# [WHAT THE TASK REQUIRES]
Wherever the string "Output" turns up in the data, copy the whole line.

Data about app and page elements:

------------------------------------------------------------

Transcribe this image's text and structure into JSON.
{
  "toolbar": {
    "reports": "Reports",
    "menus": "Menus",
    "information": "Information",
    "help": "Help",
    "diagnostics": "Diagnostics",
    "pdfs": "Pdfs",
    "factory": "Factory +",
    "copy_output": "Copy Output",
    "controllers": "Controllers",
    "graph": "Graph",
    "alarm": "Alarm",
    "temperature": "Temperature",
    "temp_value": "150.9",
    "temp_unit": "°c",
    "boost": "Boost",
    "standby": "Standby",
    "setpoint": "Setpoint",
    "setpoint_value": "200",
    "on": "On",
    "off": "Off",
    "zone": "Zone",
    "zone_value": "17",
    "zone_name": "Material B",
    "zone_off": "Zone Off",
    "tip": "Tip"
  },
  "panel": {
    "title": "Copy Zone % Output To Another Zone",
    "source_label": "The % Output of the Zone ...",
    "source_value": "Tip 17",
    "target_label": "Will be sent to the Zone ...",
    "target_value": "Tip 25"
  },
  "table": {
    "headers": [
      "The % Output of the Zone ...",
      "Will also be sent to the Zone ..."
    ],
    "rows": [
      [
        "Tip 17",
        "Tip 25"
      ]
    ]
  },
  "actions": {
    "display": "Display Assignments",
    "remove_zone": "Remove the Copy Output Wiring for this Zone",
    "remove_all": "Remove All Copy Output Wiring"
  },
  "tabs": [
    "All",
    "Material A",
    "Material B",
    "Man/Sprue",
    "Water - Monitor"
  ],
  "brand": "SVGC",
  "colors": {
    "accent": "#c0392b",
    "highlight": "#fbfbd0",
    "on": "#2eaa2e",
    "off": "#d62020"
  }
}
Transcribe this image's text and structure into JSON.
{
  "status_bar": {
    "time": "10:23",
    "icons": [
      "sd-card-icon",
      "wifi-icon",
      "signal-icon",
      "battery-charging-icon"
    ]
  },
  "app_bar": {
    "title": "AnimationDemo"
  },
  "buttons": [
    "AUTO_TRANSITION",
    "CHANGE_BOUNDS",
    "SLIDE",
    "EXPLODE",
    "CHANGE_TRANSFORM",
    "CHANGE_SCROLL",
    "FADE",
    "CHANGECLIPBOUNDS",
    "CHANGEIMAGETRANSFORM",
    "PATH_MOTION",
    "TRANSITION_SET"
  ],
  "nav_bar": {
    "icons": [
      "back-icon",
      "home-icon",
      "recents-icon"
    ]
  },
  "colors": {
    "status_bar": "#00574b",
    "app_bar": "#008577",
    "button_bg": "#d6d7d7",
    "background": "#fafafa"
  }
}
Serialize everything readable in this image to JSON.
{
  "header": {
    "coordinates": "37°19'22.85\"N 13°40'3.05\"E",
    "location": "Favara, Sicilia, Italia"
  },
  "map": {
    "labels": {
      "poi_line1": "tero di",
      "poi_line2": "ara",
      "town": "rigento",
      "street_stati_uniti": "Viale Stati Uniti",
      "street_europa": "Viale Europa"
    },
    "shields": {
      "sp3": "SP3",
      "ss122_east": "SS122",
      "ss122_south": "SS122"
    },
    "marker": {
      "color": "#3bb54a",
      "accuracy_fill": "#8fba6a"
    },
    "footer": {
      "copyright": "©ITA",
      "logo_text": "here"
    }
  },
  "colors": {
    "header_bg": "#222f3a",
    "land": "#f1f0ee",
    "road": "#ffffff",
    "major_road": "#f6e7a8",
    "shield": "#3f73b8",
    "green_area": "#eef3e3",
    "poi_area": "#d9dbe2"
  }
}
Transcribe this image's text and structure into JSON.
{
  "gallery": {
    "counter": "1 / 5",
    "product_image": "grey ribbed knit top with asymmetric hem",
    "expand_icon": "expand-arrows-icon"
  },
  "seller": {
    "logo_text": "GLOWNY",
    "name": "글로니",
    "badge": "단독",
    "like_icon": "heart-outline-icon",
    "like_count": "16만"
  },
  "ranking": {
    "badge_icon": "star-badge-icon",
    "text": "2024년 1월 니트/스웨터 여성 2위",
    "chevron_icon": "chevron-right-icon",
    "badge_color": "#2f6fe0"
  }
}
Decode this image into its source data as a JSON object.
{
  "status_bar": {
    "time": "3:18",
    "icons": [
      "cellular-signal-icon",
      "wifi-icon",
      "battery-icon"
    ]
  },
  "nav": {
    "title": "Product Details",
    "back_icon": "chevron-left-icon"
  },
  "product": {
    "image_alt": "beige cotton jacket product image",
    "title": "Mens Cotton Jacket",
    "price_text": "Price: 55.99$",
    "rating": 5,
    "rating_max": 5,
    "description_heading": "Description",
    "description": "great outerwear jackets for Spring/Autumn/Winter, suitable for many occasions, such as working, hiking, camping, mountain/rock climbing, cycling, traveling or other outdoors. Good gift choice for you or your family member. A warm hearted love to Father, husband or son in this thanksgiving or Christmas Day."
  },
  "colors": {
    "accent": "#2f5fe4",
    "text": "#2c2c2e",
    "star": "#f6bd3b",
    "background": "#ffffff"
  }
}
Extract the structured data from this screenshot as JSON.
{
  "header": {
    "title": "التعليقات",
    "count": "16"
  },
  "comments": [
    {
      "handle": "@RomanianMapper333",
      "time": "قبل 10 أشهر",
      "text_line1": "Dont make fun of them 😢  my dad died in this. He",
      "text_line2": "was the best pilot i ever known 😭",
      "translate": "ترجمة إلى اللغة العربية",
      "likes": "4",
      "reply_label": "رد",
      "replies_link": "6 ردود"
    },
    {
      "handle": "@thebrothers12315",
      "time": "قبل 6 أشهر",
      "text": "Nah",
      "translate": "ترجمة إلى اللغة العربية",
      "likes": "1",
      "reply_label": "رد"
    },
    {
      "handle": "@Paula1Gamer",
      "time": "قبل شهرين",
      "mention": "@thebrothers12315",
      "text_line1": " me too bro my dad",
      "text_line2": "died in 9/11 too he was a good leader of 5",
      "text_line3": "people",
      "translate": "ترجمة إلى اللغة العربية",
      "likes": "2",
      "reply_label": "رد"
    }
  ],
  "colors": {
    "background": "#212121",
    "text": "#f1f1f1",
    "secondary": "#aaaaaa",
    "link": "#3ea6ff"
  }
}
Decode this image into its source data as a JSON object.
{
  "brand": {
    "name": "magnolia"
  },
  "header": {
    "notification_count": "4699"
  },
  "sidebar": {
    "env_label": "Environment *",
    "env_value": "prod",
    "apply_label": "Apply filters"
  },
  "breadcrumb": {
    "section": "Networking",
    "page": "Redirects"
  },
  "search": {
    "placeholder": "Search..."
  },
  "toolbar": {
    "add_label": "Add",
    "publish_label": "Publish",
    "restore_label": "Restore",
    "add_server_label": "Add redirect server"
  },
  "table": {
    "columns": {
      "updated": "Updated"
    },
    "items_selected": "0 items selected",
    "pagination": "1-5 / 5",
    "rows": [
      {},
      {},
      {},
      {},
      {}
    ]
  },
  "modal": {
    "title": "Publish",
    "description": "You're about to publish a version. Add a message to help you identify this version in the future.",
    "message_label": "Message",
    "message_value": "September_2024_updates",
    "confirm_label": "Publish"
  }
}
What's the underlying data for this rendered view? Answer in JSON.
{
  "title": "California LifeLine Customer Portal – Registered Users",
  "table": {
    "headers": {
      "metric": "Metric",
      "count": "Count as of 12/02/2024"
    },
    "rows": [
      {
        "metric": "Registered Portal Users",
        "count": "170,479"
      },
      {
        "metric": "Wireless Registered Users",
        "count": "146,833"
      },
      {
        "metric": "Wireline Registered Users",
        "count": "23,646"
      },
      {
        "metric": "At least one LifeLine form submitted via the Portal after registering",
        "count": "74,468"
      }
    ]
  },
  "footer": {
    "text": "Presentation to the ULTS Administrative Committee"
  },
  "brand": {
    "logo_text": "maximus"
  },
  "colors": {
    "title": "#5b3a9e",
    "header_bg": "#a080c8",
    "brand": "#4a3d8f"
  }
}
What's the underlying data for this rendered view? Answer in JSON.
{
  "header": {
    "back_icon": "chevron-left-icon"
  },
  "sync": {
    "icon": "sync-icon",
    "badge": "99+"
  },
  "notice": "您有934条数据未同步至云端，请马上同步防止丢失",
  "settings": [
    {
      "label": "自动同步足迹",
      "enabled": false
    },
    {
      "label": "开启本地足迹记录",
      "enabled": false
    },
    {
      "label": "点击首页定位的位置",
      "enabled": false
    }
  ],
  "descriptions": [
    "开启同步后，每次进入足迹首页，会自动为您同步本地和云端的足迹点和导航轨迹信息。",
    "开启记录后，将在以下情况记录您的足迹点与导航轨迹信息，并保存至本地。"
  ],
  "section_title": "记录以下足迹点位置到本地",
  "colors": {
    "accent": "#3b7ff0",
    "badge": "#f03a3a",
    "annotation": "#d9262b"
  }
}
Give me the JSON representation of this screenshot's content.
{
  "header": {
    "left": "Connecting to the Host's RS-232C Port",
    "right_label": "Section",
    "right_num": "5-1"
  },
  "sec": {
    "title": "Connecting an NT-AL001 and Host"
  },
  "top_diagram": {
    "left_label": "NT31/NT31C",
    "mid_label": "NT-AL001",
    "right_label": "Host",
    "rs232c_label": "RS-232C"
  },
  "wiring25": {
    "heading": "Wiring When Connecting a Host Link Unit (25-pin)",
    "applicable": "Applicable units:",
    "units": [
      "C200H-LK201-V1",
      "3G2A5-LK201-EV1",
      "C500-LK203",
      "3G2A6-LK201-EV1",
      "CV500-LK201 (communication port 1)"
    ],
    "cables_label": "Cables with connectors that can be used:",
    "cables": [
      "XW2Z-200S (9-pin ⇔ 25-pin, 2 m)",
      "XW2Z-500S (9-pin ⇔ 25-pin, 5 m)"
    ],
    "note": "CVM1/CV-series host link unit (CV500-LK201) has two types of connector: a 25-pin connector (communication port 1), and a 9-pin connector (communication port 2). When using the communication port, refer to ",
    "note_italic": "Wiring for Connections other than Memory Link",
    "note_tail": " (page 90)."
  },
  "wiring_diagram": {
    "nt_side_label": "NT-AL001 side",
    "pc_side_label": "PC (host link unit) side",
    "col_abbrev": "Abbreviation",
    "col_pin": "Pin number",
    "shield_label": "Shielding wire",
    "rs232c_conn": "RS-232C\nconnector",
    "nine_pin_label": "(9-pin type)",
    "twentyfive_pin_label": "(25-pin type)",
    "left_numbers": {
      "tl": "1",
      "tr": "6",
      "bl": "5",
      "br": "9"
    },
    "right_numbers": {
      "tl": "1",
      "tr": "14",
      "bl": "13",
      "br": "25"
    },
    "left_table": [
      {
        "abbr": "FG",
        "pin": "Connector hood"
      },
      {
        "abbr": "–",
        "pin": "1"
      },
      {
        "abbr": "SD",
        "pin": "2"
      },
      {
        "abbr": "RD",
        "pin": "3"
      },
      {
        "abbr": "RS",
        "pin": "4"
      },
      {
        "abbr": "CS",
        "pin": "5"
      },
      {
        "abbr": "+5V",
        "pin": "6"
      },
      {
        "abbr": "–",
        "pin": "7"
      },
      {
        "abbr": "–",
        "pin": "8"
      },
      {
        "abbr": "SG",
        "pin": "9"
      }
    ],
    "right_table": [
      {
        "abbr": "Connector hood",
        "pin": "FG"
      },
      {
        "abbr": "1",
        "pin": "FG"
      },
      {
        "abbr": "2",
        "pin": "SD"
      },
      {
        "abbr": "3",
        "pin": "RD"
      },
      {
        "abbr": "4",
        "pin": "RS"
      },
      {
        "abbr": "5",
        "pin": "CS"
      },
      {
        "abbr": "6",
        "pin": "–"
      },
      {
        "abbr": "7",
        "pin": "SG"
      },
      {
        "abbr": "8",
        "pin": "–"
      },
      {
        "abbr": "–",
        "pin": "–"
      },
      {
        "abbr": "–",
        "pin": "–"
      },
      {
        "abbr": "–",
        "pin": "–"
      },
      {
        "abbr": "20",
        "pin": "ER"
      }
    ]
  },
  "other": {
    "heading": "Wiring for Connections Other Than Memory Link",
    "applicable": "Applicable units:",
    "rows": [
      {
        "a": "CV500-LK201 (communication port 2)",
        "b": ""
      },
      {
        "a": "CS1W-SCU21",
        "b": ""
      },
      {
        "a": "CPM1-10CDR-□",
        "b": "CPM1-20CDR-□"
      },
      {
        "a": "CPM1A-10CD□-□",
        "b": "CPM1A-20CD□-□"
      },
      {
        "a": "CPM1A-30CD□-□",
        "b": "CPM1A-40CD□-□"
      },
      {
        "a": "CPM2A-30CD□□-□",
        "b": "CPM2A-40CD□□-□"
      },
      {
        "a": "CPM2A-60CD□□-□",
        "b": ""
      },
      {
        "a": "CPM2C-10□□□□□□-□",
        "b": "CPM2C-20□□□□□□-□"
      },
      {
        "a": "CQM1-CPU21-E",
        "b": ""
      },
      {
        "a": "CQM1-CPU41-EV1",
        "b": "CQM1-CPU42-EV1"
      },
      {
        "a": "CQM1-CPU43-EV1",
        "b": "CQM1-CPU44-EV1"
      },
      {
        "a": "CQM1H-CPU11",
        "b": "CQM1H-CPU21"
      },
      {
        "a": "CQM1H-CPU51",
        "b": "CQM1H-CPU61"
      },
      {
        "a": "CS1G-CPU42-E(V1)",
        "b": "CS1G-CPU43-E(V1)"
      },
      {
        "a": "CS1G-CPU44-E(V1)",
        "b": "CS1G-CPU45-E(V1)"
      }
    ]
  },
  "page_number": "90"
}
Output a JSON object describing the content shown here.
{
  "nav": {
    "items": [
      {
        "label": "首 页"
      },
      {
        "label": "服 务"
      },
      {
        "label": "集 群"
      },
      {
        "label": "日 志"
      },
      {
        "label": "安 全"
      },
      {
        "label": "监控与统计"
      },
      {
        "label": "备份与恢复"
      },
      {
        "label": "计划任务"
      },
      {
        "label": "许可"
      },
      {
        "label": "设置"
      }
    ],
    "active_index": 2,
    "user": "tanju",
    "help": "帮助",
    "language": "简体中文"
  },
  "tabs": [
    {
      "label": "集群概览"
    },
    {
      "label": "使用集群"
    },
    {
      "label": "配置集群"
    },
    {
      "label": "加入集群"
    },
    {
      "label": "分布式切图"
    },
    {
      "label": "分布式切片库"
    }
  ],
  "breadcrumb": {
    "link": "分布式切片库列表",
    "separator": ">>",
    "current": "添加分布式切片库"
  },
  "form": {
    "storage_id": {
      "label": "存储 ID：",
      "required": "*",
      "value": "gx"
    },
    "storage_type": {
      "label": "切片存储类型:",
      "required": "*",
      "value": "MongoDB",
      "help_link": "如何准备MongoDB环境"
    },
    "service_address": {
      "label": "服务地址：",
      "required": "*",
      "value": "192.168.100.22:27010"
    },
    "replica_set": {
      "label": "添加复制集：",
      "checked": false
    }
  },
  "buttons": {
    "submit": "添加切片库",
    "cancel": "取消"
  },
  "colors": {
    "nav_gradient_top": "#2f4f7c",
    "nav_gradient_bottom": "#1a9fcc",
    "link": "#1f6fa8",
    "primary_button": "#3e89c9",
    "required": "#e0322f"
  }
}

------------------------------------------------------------

# [TASK SOLUTION]
    "copy_output": "Copy Output",
    "title": "Copy Zone % Output To Another Zone",
    "source_label": "The % Output of the Zone ...",
      "The % Output of the Zone ...",
    "remove_zone": "Remove the Copy Output Wiring for this Zone",
    "remove_all": "Remove All Copy Output Wiring"
Output a JSON object describing the content shown here.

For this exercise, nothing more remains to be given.